### Task to carry out
You are asked to repeat the listing word for word and to leave out its pictures.
--- START ---
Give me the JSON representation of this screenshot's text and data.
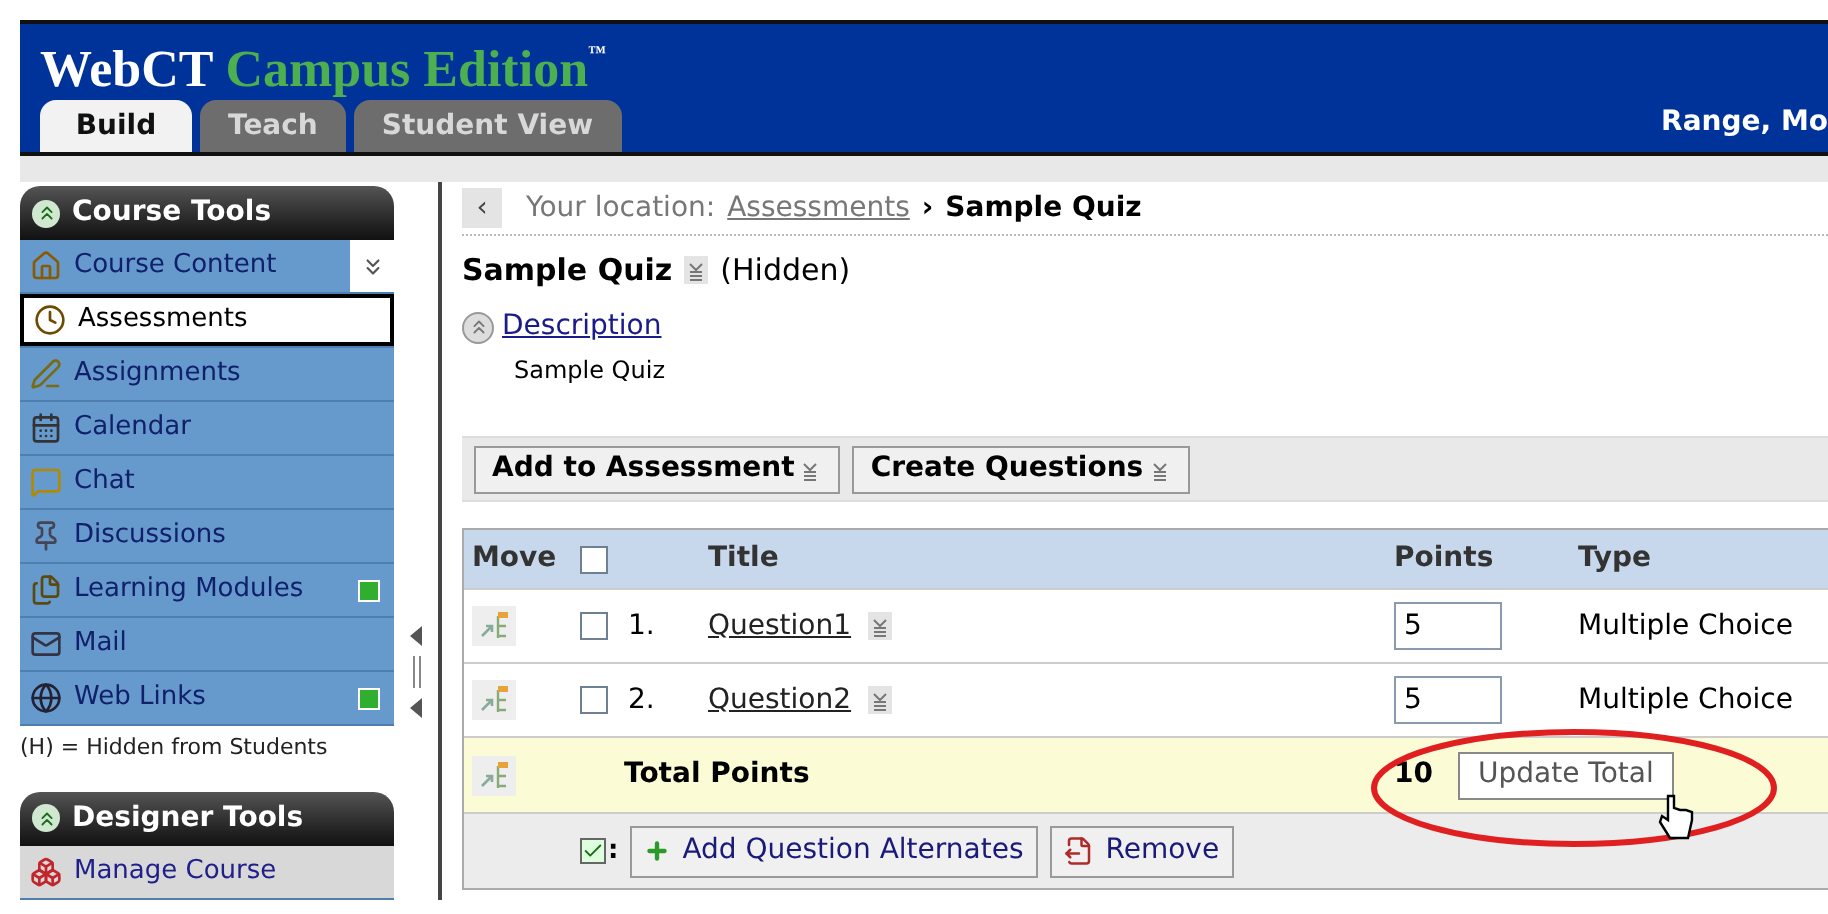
{
  "header": {
    "brand": "WebCT",
    "product": "Campus Edition",
    "trademark": "™",
    "user": "Range, Mo"
  },
  "tabs": [
    {
      "label": "Build",
      "selected": true
    },
    {
      "label": "Teach",
      "selected": false
    },
    {
      "label": "Student View",
      "selected": false
    }
  ],
  "sidebar": {
    "sections": [
      {
        "title": "Course Tools",
        "items": [
          {
            "label": "Course Content",
            "selected": false,
            "new": false,
            "collapse": true
          },
          {
            "label": "Assessments",
            "selected": true,
            "new": false,
            "collapse": false
          },
          {
            "label": "Assignments",
            "selected": false,
            "new": false,
            "collapse": false
          },
          {
            "label": "Calendar",
            "selected": false,
            "new": false,
            "collapse": false
          },
          {
            "label": "Chat",
            "selected": false,
            "new": false,
            "collapse": false
          },
          {
            "label": "Discussions",
            "selected": false,
            "new": false,
            "collapse": false
          },
          {
            "label": "Learning Modules",
            "selected": false,
            "new": true,
            "collapse": false
          },
          {
            "label": "Mail",
            "selected": false,
            "new": false,
            "collapse": false
          },
          {
            "label": "Web Links",
            "selected": false,
            "new": true,
            "collapse": false
          }
        ],
        "note": "(H) = Hidden from Students"
      },
      {
        "title": "Designer Tools",
        "items": [
          {
            "label": "Manage Course",
            "selected": false,
            "new": false,
            "collapse": false
          }
        ]
      }
    ]
  },
  "breadcrumb": {
    "back": "‹",
    "prefix": "Your location:",
    "link": "Assessments",
    "separator": "›",
    "current": "Sample Quiz"
  },
  "quiz": {
    "title": "Sample Quiz",
    "status": "(Hidden)",
    "description_link": "Description",
    "description": "Sample Quiz"
  },
  "toolbar": [
    "Add to Assessment",
    "Create Questions"
  ],
  "table": {
    "columns": [
      "Move",
      "Title",
      "Points",
      "Type"
    ],
    "header_checked": false,
    "rows": [
      {
        "number": "1.",
        "title": "Question1",
        "points": "5",
        "type": "Multiple Choice",
        "checked": false
      },
      {
        "number": "2.",
        "title": "Question2",
        "points": "5",
        "type": "Multiple Choice",
        "checked": false
      }
    ],
    "total_label": "Total Points",
    "total": "10",
    "update_button": "Update Total"
  },
  "footer": {
    "separator": ":",
    "buttons": [
      {
        "label": "Add Question Alternates",
        "kind": "add"
      },
      {
        "label": "Remove",
        "kind": "remove"
      }
    ]
  }
}
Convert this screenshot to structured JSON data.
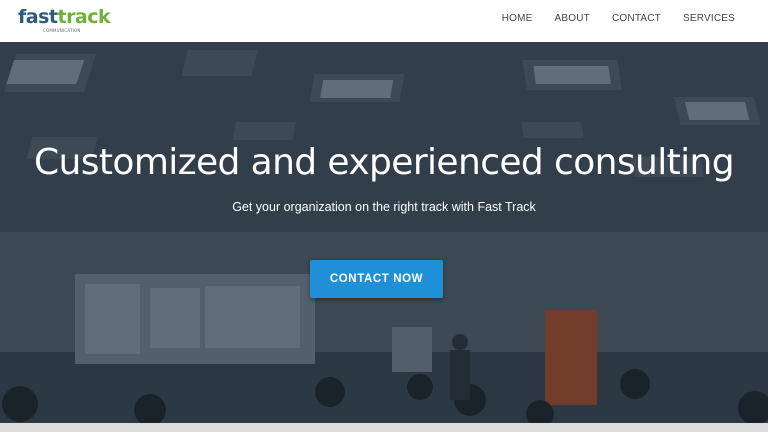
{
  "brand": {
    "word_fast": "fast",
    "word_track": "track",
    "tagline": "COMMUNICATION"
  },
  "nav": {
    "items": [
      {
        "label": "HOME"
      },
      {
        "label": "ABOUT"
      },
      {
        "label": "CONTACT"
      },
      {
        "label": "SERVICES"
      }
    ]
  },
  "hero": {
    "headline": "Customized and experienced consulting",
    "subline": "Get your organization on the right track with Fast Track",
    "cta_label": "CONTACT NOW"
  },
  "colors": {
    "brand_blue": "#2b5d7a",
    "brand_green": "#6fb03a",
    "cta_blue": "#1f8fd8"
  }
}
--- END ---
### Answer space
Give me the JSON representation of this screenshot's text and data.
{
  "header": {
    "brand": "WebCT",
    "product": "Campus Edition",
    "trademark": "™",
    "user": "Range, Mo"
  },
  "tabs": [
    {
      "label": "Build",
      "selected": true
    },
    {
      "label": "Teach",
      "selected": false
    },
    {
      "label": "Student View",
      "selected": false
    }
  ],
  "sidebar": {
    "sections": [
      {
        "title": "Course Tools",
        "items": [
          {
            "label": "Course Content",
            "selected": false,
            "new": false,
            "collapse": true
          },
          {
            "label": "Assessments",
            "selected": true,
            "new": false,
            "collapse": false
          },
          {
            "label": "Assignments",
            "selected": false,
            "new": false,
            "collapse": false
          },
          {
            "label": "Calendar",
            "selected": false,
            "new": false,
            "collapse": false
          },
          {
            "label": "Chat",
            "selected": false,
            "new": false,
            "collapse": false
          },
          {
            "label": "Discussions",
            "selected": false,
            "new": false,
            "collapse": false
          },
          {
            "label": "Learning Modules",
            "selected": false,
            "new": true,
            "collapse": false
          },
          {
            "label": "Mail",
            "selected": false,
            "new": false,
            "collapse": false
          },
          {
            "label": "Web Links",
            "selected": false,
            "new": true,
            "collapse": false
          }
        ],
        "note": "(H) = Hidden from Students"
      },
      {
        "title": "Designer Tools",
        "items": [
          {
            "label": "Manage Course",
            "selected": false,
            "new": false,
            "collapse": false
          }
        ]
      }
    ]
  },
  "breadcrumb": {
    "back": "‹",
    "prefix": "Your location:",
    "link": "Assessments",
    "separator": "›",
    "current": "Sample Quiz"
  },
  "quiz": {
    "title": "Sample Quiz",
    "status": "(Hidden)",
    "description_link": "Description",
    "description": "Sample Quiz"
  },
  "toolbar": [
    "Add to Assessment",
    "Create Questions"
  ],
  "table": {
    "columns": [
      "Move",
      "Title",
      "Points",
      "Type"
    ],
    "header_checked": false,
    "rows": [
      {
        "number": "1.",
        "title": "Question1",
        "points": "5",
        "type": "Multiple Choice",
        "checked": false
      },
      {
        "number": "2.",
        "title": "Question2",
        "points": "5",
        "type": "Multiple Choice",
        "checked": false
      }
    ],
    "total_label": "Total Points",
    "total": "10",
    "update_button": "Update Total"
  },
  "footer": {
    "separator": ":",
    "buttons": [
      {
        "label": "Add Question Alternates",
        "kind": "add"
      },
      {
        "label": "Remove",
        "kind": "remove"
      }
    ]
  }
}
Convert this screenshot to structured JSON data.
{
  "brand": {
    "word_fast": "fast",
    "word_track": "track",
    "tagline": "COMMUNICATION"
  },
  "nav": {
    "items": [
      {
        "label": "HOME"
      },
      {
        "label": "ABOUT"
      },
      {
        "label": "CONTACT"
      },
      {
        "label": "SERVICES"
      }
    ]
  },
  "hero": {
    "headline": "Customized and experienced consulting",
    "subline": "Get your organization on the right track with Fast Track",
    "cta_label": "CONTACT NOW"
  },
  "colors": {
    "brand_blue": "#2b5d7a",
    "brand_green": "#6fb03a",
    "cta_blue": "#1f8fd8"
  }
}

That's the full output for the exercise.